[Stored records]
========================
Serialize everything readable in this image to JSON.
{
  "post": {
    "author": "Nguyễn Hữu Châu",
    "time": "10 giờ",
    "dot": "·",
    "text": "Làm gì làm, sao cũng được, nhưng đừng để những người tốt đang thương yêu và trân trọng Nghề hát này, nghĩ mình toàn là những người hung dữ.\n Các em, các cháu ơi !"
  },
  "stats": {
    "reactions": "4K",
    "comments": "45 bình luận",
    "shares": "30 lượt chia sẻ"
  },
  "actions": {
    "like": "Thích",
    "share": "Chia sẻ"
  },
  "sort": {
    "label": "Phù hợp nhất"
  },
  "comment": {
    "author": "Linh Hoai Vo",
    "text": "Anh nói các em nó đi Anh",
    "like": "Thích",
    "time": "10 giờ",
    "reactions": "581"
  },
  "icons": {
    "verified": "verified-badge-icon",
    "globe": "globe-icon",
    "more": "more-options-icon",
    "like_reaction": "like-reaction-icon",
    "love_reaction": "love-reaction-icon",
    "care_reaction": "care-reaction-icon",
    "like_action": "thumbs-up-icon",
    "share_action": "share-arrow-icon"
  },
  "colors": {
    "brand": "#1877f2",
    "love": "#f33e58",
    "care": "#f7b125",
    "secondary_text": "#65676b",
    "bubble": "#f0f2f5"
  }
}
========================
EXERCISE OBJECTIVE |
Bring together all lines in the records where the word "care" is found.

RESPONSE AREA |
    "care_reaction": "care-reaction-icon",
    "care": "#f7b125",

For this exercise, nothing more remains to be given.